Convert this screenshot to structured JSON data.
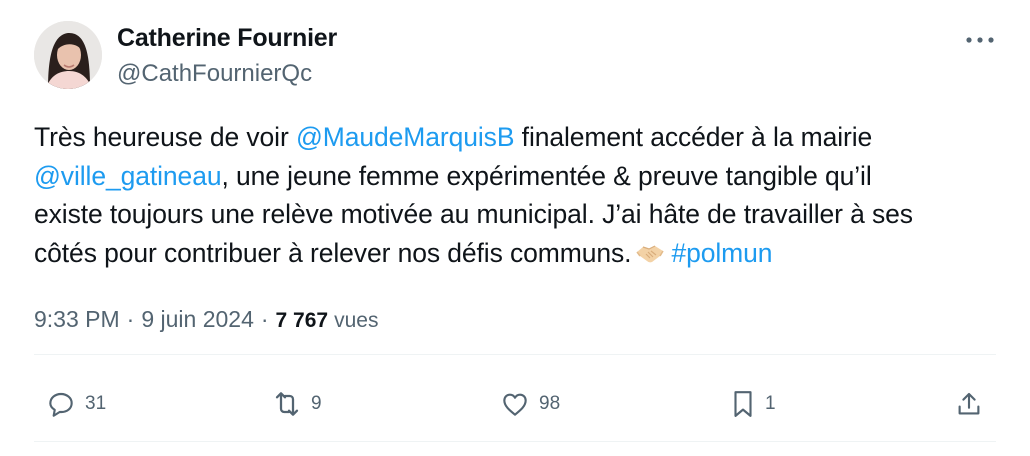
{
  "author": {
    "name": "Catherine Fournier",
    "handle": "@CathFournierQc"
  },
  "tweet": {
    "line1_text": "Très heureuse de voir ",
    "line1_mention": "@MaudeMarquisB",
    "line1_rest": " finalement accéder à la mairie",
    "line2_mention": "@ville_gatineau",
    "line2_rest": ", une jeune femme expérimentée & preuve tangible qu’il",
    "line3": "existe toujours une relève motivée au municipal. J’ai hâte de travailler à ses",
    "line4_text": "côtés pour contribuer à relever nos défis communs.",
    "hashtag": "#polmun",
    "emoji_icon": "handshake-icon"
  },
  "meta": {
    "time": "9:33 PM",
    "separator": "·",
    "date": "9 juin 2024",
    "views_count": "7 767",
    "views_label": "vues"
  },
  "actions": {
    "reply_count": "31",
    "repost_count": "9",
    "like_count": "98",
    "bookmark_count": "1"
  },
  "colors": {
    "link": "#1d9bf0",
    "text": "#0f1419",
    "secondary": "#536471",
    "divider": "#eff3f4"
  }
}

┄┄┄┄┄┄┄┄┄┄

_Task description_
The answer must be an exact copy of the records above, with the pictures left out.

_Solution to the exercise_
Convert this screenshot to structured JSON data.
{
  "author": {
    "name": "Catherine Fournier",
    "handle": "@CathFournierQc"
  },
  "tweet": {
    "line1_text": "Très heureuse de voir ",
    "line1_mention": "@MaudeMarquisB",
    "line1_rest": " finalement accéder à la mairie",
    "line2_mention": "@ville_gatineau",
    "line2_rest": ", une jeune femme expérimentée & preuve tangible qu’il",
    "line3": "existe toujours une relève motivée au municipal. J’ai hâte de travailler à ses",
    "line4_text": "côtés pour contribuer à relever nos défis communs.",
    "hashtag": "#polmun",
    "emoji_icon": "handshake-icon"
  },
  "meta": {
    "time": "9:33 PM",
    "separator": "·",
    "date": "9 juin 2024",
    "views_count": "7 767",
    "views_label": "vues"
  },
  "actions": {
    "reply_count": "31",
    "repost_count": "9",
    "like_count": "98",
    "bookmark_count": "1"
  },
  "colors": {
    "link": "#1d9bf0",
    "text": "#0f1419",
    "secondary": "#536471",
    "divider": "#eff3f4"
  }
}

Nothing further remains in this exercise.